### What the task asks
Show only those lines of the entries where the string "этим" is found.

### Given information
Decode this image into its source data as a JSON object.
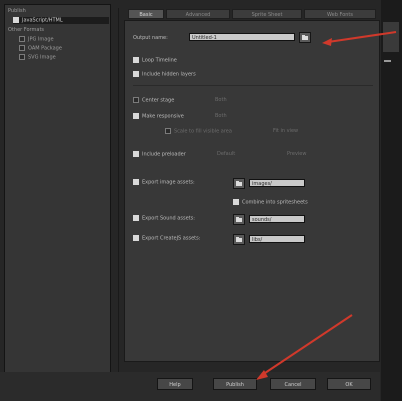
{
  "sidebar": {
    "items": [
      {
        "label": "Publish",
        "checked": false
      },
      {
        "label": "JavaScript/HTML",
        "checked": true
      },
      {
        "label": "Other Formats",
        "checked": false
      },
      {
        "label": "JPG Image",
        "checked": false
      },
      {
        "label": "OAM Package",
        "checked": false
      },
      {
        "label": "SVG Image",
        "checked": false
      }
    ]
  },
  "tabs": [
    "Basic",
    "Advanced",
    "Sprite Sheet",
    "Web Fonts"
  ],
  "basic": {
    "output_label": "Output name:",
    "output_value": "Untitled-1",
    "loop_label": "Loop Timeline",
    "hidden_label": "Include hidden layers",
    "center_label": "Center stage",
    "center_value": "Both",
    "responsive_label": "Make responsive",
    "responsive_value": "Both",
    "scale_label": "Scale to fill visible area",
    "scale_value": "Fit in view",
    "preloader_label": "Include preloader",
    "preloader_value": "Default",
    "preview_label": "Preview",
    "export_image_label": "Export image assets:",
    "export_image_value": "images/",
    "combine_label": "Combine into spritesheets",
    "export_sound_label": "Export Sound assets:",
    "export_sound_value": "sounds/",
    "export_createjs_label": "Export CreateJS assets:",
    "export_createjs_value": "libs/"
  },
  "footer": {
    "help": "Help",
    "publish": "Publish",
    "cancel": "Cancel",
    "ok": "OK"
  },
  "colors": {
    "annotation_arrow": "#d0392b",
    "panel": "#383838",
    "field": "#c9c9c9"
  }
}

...

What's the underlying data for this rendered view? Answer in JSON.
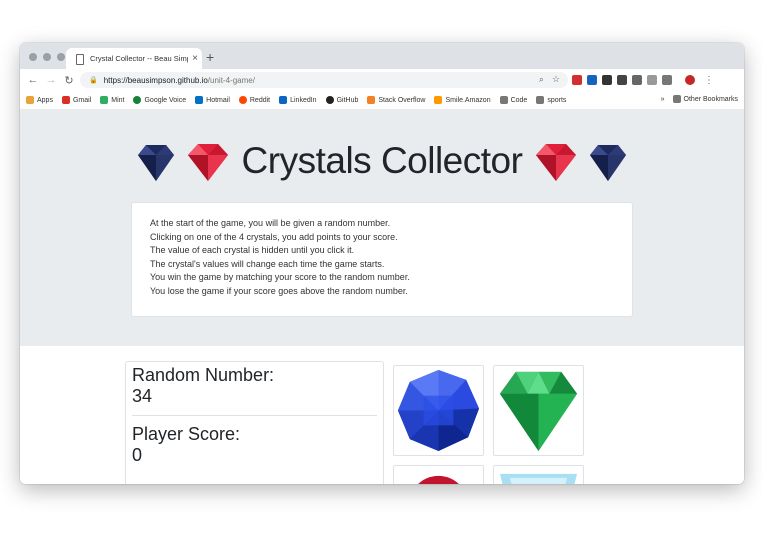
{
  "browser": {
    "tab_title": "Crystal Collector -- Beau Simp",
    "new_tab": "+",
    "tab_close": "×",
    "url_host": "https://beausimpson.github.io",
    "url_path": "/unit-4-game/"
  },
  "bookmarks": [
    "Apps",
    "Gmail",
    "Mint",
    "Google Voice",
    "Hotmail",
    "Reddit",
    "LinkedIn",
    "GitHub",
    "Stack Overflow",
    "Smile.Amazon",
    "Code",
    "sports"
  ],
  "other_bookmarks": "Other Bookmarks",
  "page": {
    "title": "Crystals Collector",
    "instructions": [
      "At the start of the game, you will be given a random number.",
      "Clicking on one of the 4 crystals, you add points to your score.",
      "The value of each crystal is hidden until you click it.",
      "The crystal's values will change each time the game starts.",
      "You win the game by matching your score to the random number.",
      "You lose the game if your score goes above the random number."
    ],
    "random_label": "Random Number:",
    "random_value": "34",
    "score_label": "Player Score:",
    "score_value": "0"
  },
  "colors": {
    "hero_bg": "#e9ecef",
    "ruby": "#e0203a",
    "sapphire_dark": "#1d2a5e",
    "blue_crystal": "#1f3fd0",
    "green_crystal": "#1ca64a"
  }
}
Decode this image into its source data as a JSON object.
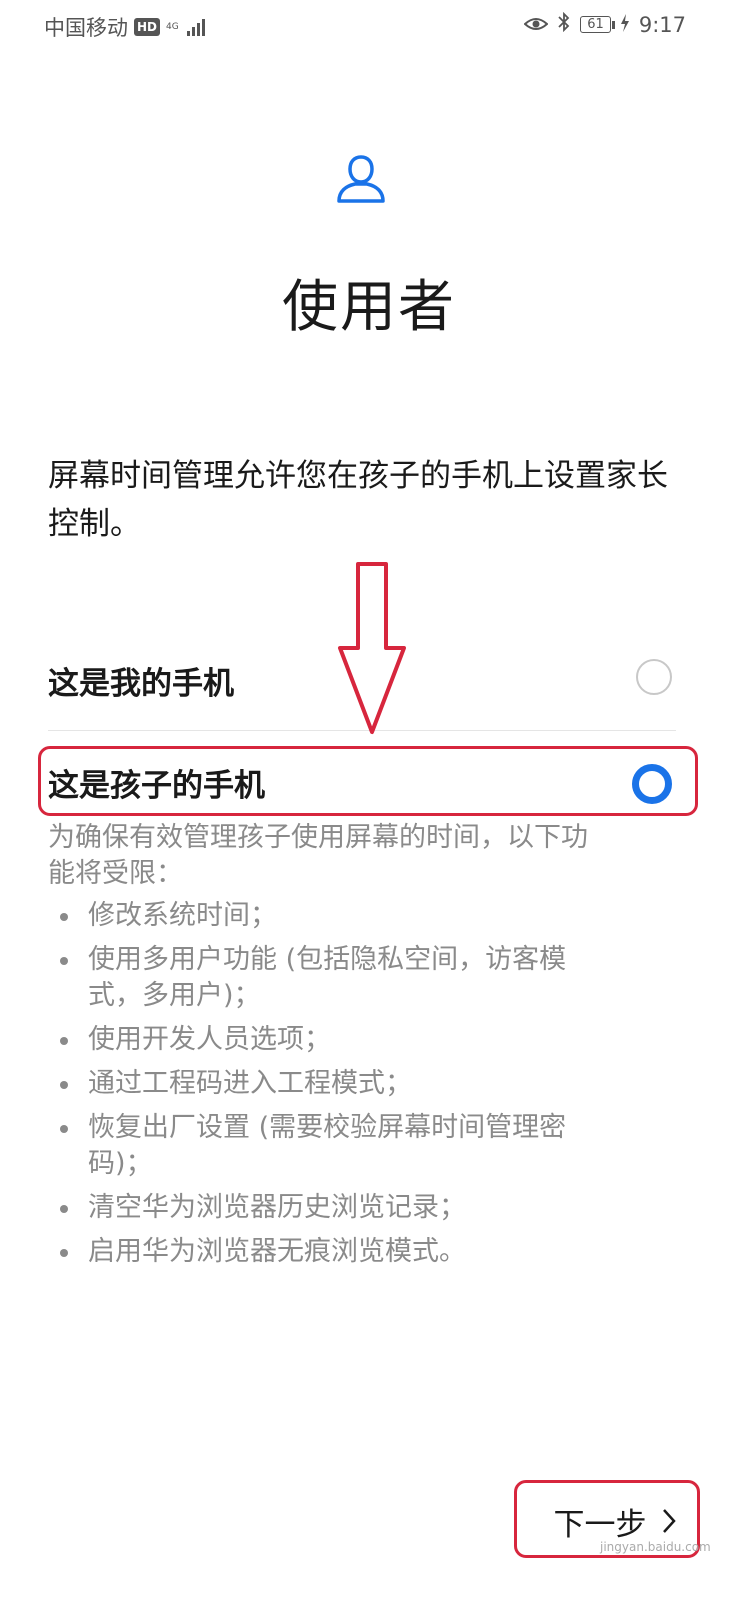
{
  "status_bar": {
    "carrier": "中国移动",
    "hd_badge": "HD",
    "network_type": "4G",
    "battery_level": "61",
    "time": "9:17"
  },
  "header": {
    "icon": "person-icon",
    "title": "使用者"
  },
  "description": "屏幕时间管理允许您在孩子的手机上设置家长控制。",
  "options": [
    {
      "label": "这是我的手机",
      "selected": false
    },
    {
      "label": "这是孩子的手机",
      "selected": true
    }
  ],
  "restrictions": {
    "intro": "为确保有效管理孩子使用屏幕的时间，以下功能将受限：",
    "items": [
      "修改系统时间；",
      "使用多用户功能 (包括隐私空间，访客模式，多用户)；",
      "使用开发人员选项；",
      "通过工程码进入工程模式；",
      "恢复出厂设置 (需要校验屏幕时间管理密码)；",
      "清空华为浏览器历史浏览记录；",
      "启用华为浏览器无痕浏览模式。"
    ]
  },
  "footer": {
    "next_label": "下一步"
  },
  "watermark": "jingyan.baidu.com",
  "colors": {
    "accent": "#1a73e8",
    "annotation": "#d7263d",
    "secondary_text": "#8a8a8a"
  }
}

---

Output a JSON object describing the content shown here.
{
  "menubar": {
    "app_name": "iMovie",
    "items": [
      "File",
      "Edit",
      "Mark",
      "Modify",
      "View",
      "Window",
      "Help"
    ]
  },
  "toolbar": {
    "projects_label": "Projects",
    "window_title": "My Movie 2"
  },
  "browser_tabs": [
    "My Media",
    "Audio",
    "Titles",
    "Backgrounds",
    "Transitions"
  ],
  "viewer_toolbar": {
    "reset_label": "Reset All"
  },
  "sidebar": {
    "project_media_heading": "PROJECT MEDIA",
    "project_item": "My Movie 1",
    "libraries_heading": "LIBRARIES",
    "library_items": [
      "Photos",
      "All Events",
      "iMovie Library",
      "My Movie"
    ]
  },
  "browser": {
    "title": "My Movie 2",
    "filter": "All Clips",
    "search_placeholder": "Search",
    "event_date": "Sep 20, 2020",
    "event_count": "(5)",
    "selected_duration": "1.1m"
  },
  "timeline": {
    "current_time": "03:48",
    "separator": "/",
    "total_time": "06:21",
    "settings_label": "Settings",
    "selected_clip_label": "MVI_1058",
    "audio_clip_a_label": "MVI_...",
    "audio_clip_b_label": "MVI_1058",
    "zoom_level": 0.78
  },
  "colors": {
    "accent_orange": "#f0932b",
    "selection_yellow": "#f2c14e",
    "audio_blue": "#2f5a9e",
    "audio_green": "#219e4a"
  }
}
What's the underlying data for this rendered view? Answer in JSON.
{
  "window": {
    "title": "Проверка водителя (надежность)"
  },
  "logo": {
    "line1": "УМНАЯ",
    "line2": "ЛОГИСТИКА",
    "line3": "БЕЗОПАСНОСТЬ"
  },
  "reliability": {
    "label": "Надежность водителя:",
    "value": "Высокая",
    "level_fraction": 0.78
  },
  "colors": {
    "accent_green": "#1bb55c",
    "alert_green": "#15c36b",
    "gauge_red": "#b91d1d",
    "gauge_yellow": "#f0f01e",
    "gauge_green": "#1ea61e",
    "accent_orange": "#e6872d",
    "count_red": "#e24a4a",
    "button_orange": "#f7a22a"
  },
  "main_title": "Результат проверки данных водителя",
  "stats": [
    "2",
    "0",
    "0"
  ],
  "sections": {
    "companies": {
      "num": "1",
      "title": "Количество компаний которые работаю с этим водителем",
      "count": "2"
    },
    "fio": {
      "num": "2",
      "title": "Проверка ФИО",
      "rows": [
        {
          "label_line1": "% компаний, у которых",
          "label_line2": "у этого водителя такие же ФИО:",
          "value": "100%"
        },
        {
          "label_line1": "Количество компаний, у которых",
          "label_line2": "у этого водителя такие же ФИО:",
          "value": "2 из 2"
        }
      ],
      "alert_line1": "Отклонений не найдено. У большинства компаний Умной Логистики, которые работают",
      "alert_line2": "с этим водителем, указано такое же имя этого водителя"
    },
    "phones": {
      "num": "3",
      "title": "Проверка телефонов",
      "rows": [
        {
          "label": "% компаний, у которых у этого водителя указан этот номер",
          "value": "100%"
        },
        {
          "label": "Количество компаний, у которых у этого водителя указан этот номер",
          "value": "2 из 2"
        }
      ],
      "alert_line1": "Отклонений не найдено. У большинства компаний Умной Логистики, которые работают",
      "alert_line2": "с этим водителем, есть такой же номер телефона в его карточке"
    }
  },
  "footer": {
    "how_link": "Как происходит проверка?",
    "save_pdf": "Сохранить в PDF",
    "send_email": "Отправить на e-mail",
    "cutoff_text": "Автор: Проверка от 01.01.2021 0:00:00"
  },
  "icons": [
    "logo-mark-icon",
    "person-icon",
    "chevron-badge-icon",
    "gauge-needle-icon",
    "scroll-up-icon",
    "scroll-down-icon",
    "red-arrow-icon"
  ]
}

### Completed task
      "title": "Количество компаний которые работаю с этим водителем",
      "alert_line2": "с этим водителем, указано такое же имя этого водителя"
      "alert_line2": "с этим водителем, есть такой же номер телефона в его карточке"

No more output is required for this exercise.